An Interview with Tom Givens

by Gila Hayes

Network Advisory Board member Tom Givens is rightfully among the top firearms trainers in the nation and his classes in Memphis, TN could not be needed more by the residents of one of America’s most violent metropolitan areas. Givens spent 25 years in law enforcement and specialized security work, with duties ranging from investigations to street patrol to training, then in 1996, became owner/operator of Rangemaster in Memphis (

As an instructor, Givens may well hold the record for most private citizen students involved in self-defense incidents. It is testament to the efficacy of his training that a very high percentage prevailed, many telling Givens their story afterwards, from which he has fine-tuned his training to give others the benefit of hard experience.

Givens periodically teaches instructor development programs and at the end of one such event, we had the opportunity to interview him. We’ll switch now to Q&A format, in hopes of preserving some of the tone and humor of this outstanding instructor.

eJournal: What do you think are the top three skill deficits or shooter errors you see in practitioners of defensive pistol craft? What are the cures or solutions?

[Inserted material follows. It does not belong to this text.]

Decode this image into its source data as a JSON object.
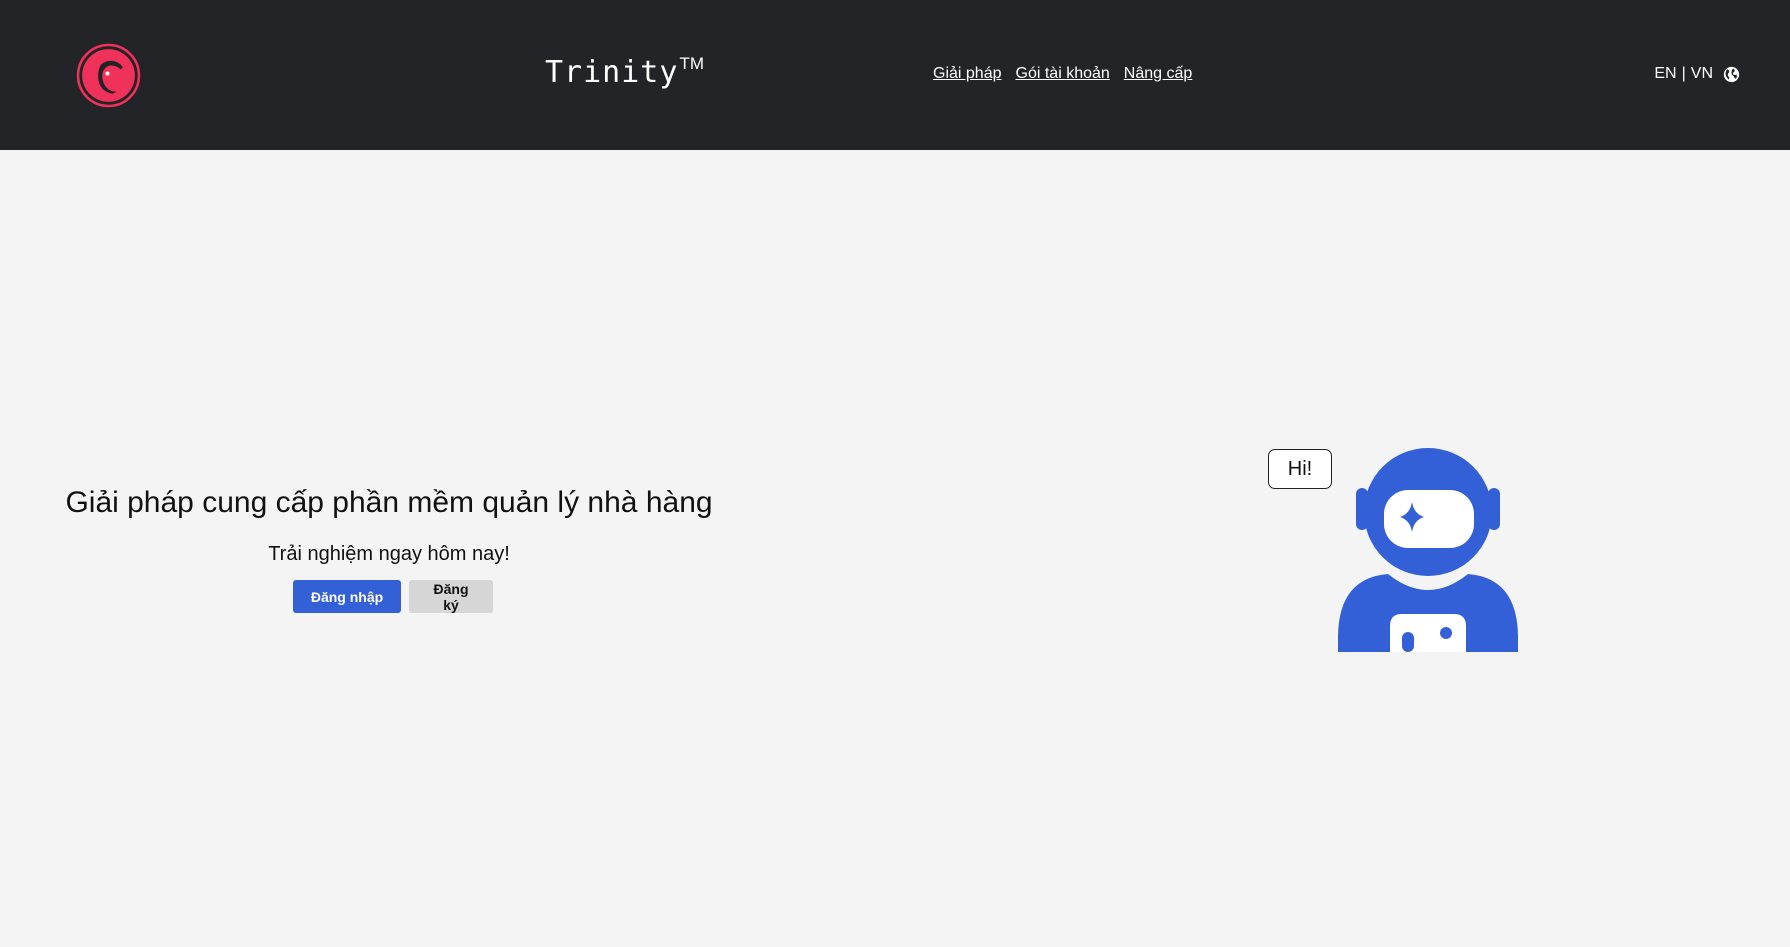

Givens: I would say there is one major error in three different areas. Most people commit one of these basic errors in the area of mindset or mental preparation, in equipment and in skills. Not everybody does all three, some people do one, some people do the other, and some people do the third.

The first one is mindset. Even people who carry a gun spend a great deal of time trying to convince themselves that violent crime will never happen to them. I think that is the biggest mistake that people make. It’s not just an assumption, but almost a religious fervor when they say, “I don’t work in bad neighborhoods, I don’t do drugs, I don’t go out late at night, and I don’t do this and I don’t do that, and so this will never happen to me!”

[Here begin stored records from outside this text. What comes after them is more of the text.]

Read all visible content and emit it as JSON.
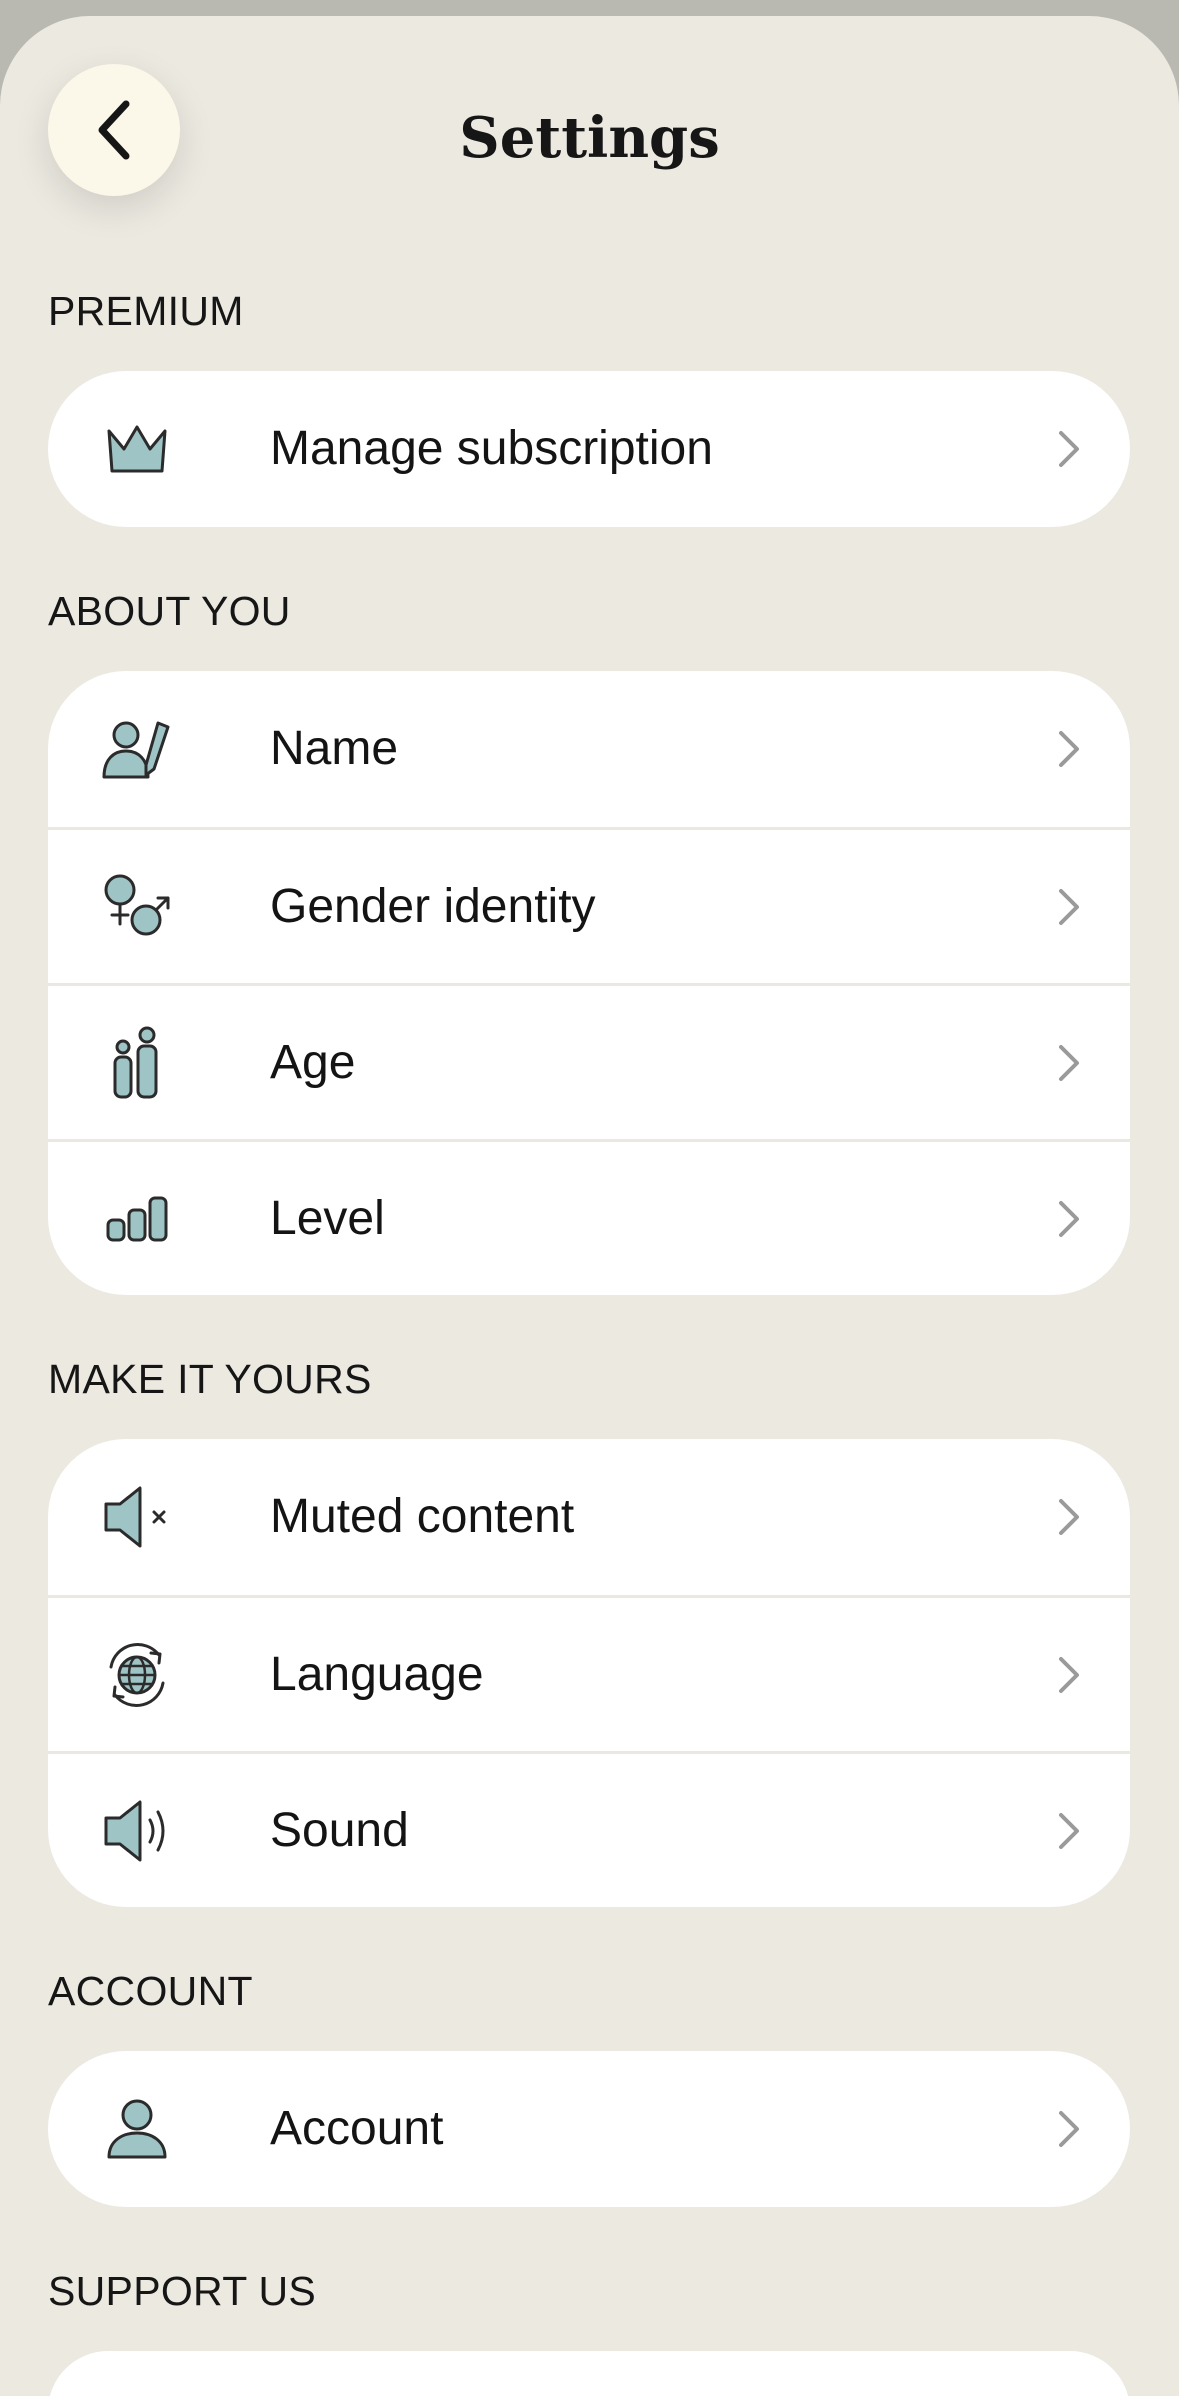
{
  "header": {
    "title": "Settings",
    "back_icon": "chevron-left-icon"
  },
  "sections": [
    {
      "label": "PREMIUM",
      "items": [
        {
          "label": "Manage subscription",
          "icon": "crown-icon"
        }
      ]
    },
    {
      "label": "ABOUT YOU",
      "items": [
        {
          "label": "Name",
          "icon": "person-edit-icon"
        },
        {
          "label": "Gender identity",
          "icon": "gender-icon"
        },
        {
          "label": "Age",
          "icon": "people-icon"
        },
        {
          "label": "Level",
          "icon": "bar-chart-icon"
        }
      ]
    },
    {
      "label": "MAKE IT YOURS",
      "items": [
        {
          "label": "Muted content",
          "icon": "speaker-muted-icon"
        },
        {
          "label": "Language",
          "icon": "globe-icon"
        },
        {
          "label": "Sound",
          "icon": "speaker-icon"
        }
      ]
    },
    {
      "label": "ACCOUNT",
      "items": [
        {
          "label": "Account",
          "icon": "person-icon"
        }
      ]
    },
    {
      "label": "SUPPORT US",
      "items": []
    }
  ],
  "colors": {
    "background": "#ece9e1",
    "card": "#ffffff",
    "icon_fill": "#9fc4c5",
    "icon_stroke": "#2b2b2b",
    "chevron": "#9a9a9a",
    "back_button": "#fbf8ea"
  }
}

“It will never happen to me” is probably the most dangerous phrase you could ever utter!

Givens Lecture

Above: Givens is an engaging public speaker, mixing large quantities of information with a seasoning of humor.

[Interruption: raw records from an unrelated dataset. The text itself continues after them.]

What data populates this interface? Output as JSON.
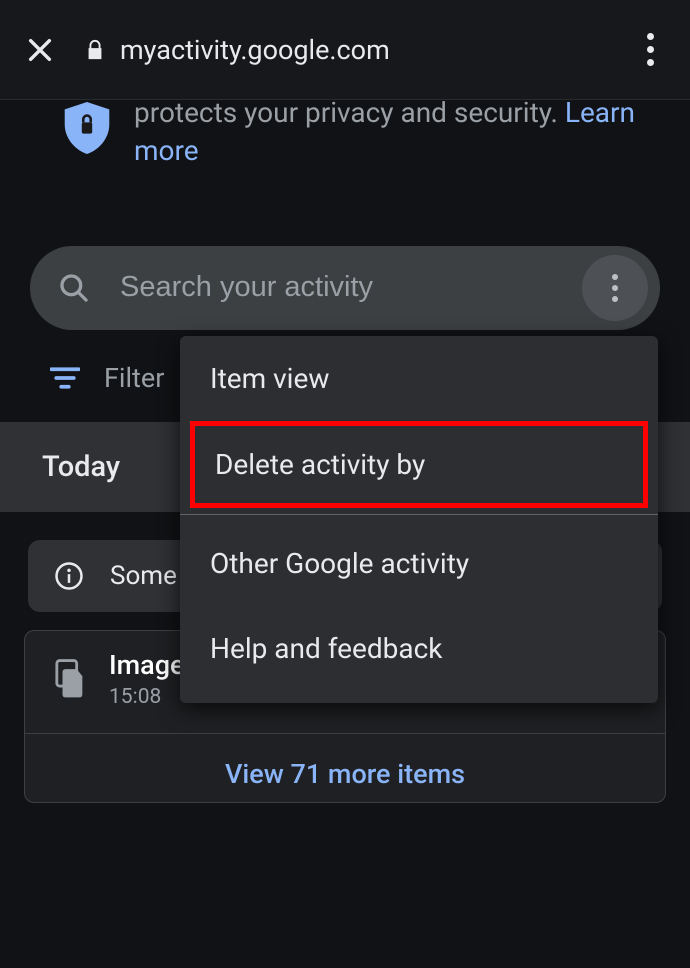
{
  "topbar": {
    "url": "myactivity.google.com"
  },
  "banner": {
    "text_partial": "protects your privacy and security. ",
    "link": "Learn more"
  },
  "search": {
    "placeholder": "Search your activity"
  },
  "filter": {
    "label": "Filter"
  },
  "section": {
    "today": "Today"
  },
  "info_chip": {
    "text": "Some"
  },
  "card": {
    "title": "Image Search, Maps and more",
    "time": "15:08",
    "footer": "View 71 more items"
  },
  "popup": {
    "item_view": "Item view",
    "delete_activity": "Delete activity by",
    "other_activity": "Other Google activity",
    "help_feedback": "Help and feedback"
  }
}
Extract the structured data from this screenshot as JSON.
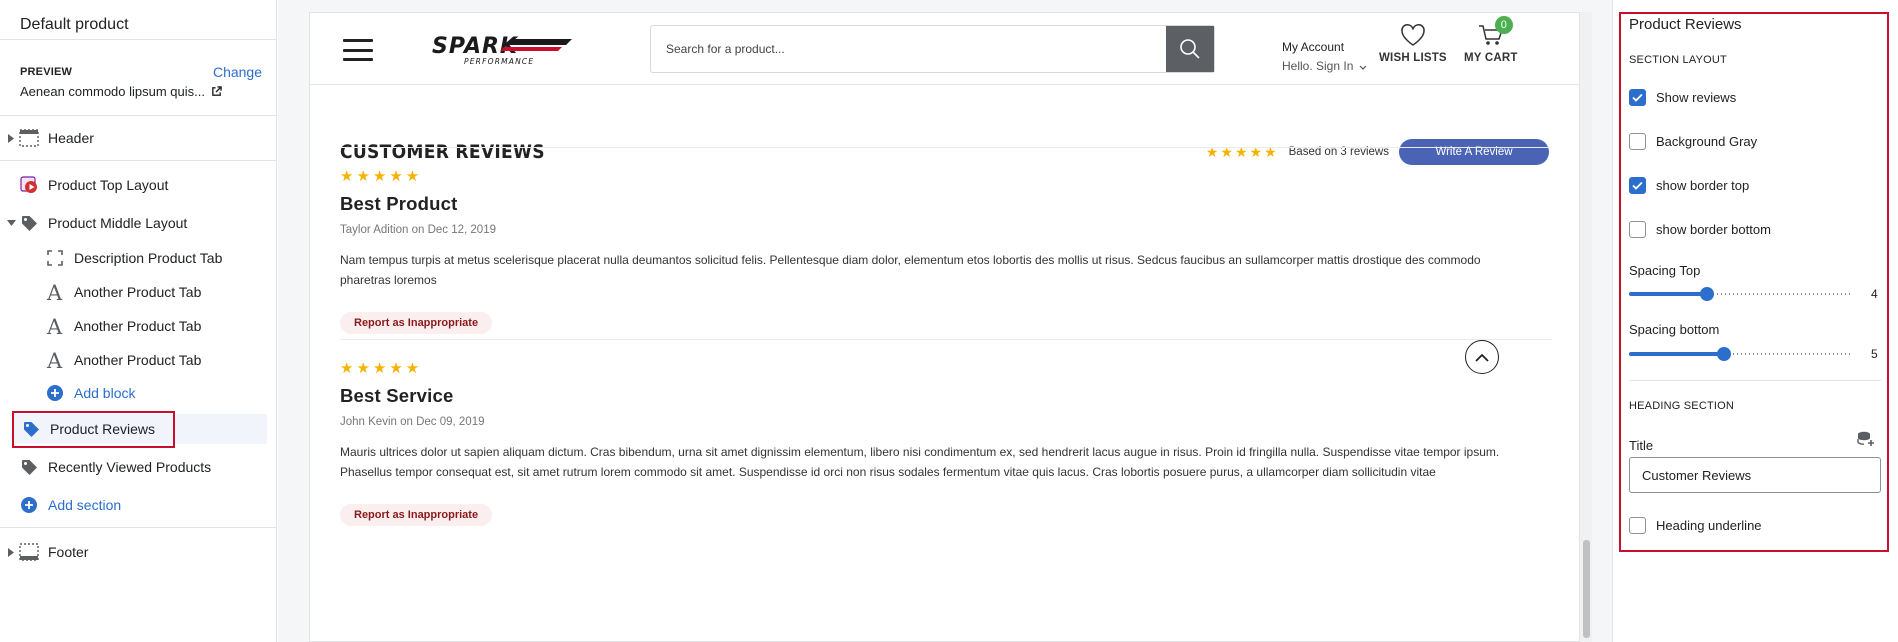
{
  "left_panel": {
    "title": "Default product",
    "preview_label": "PREVIEW",
    "change_label": "Change",
    "preview_value": "Aenean commodo lipsum quis...",
    "tree": [
      {
        "label": "Header",
        "icon": "header-section-icon"
      },
      {
        "label": "Product Top Layout",
        "icon": "product-top-layout-icon"
      },
      {
        "label": "Product Middle Layout",
        "icon": "tag-icon"
      },
      {
        "label": "Description Product Tab",
        "icon": "dashed-frame-icon"
      },
      {
        "label": "Another Product Tab",
        "icon": "text-block-icon"
      },
      {
        "label": "Another Product Tab",
        "icon": "text-block-icon"
      },
      {
        "label": "Another Product Tab",
        "icon": "text-block-icon"
      },
      {
        "label": "Add block",
        "icon": "plus-circle-icon"
      },
      {
        "label": "Product Reviews",
        "icon": "tag-icon"
      },
      {
        "label": "Recently Viewed Products",
        "icon": "tag-icon"
      },
      {
        "label": "Add section",
        "icon": "plus-circle-icon"
      },
      {
        "label": "Footer",
        "icon": "footer-section-icon"
      }
    ]
  },
  "store": {
    "search_placeholder": "Search for a product...",
    "account_title": "My Account",
    "account_sub": "Hello. Sign In",
    "wishlist_label": "WISH LISTS",
    "cart_label": "MY CART",
    "cart_count": "0",
    "reviews_title": "CUSTOMER REVIEWS",
    "summary_stars": "★★★★★",
    "summary_text": "Based on 3 reviews",
    "write_review": "Write A Review",
    "reviews": [
      {
        "stars": "★★★★★",
        "title": "Best Product",
        "meta": "Taylor Adition on Dec 12, 2019",
        "body": "Nam tempus turpis at metus scelerisque placerat nulla deumantos solicitud felis. Pellentesque diam dolor, elementum etos lobortis des mollis ut risus. Sedcus faucibus an sullamcorper mattis drostique des commodo pharetras loremos",
        "report": "Report as Inappropriate"
      },
      {
        "stars": "★★★★★",
        "title": "Best Service",
        "meta": "John Kevin on Dec 09, 2019",
        "body": "Mauris ultrices dolor ut sapien aliquam dictum. Cras bibendum, urna sit amet dignissim elementum, libero nisi condimentum ex, sed hendrerit lacus augue in risus. Proin id fringilla nulla. Suspendisse vitae tempor ipsum. Phasellus tempor consequat est, sit amet rutrum lorem commodo sit amet. Suspendisse id orci non risus sodales fermentum vitae quis lacus. Cras lobortis posuere purus, a ullamcorper diam sollicitudin vitae",
        "report": "Report as Inappropriate"
      }
    ]
  },
  "right_panel": {
    "title": "Product Reviews",
    "section_layout": "SECTION LAYOUT",
    "checkboxes": [
      {
        "label": "Show reviews",
        "checked": true
      },
      {
        "label": "Background Gray",
        "checked": false
      },
      {
        "label": "show border top",
        "checked": true
      },
      {
        "label": "show border bottom",
        "checked": false
      }
    ],
    "spacing_top_label": "Spacing Top",
    "spacing_top_value": "4",
    "spacing_top_fraction": 0.35,
    "spacing_bottom_label": "Spacing bottom",
    "spacing_bottom_value": "5",
    "spacing_bottom_fraction": 0.43,
    "heading_section": "HEADING SECTION",
    "title_field_label": "Title",
    "title_field_value": "Customer Reviews",
    "heading_underline_label": "Heading underline",
    "heading_underline_checked": false
  },
  "colors": {
    "accent": "#2c6ecb",
    "highlight_border": "#c8102e",
    "star": "#f5b301",
    "write_button": "#4a63b4",
    "cart_badge": "#4caf50"
  }
}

It sets your mind up for frozen-up inaction when it does actually come, because you spent so much time, so much mental energy, trying to convince yourself that it won’t happen. When it does then you are stuck in a denial loop where you can do absolutely nothing about it in the time frame that is allotted.

Now, violent crime happens very quickly and there is not a lot of time to stand around and try to get past “I can’t believe this is actually happening to me” and then actually get moving. In the time it takes to say “I can’t believe this is happening to me” you’ve just wasted a second and a half of your response time and then you do not have a whole lot of time left. These things do not go on for minutes; they are over in seconds for the most part, so you have got to start moving.

When you watch surveillance camera video of assaults, they happen very quickly. The person is there, and BOOM! They do what they want to do. Their goal is to get to you, get what they want from you, and get away from you, without getting caught or injured.

For a long time, my job involved talking to crime victims, interviewing them, trying to figure out what happened, so we could find who did it.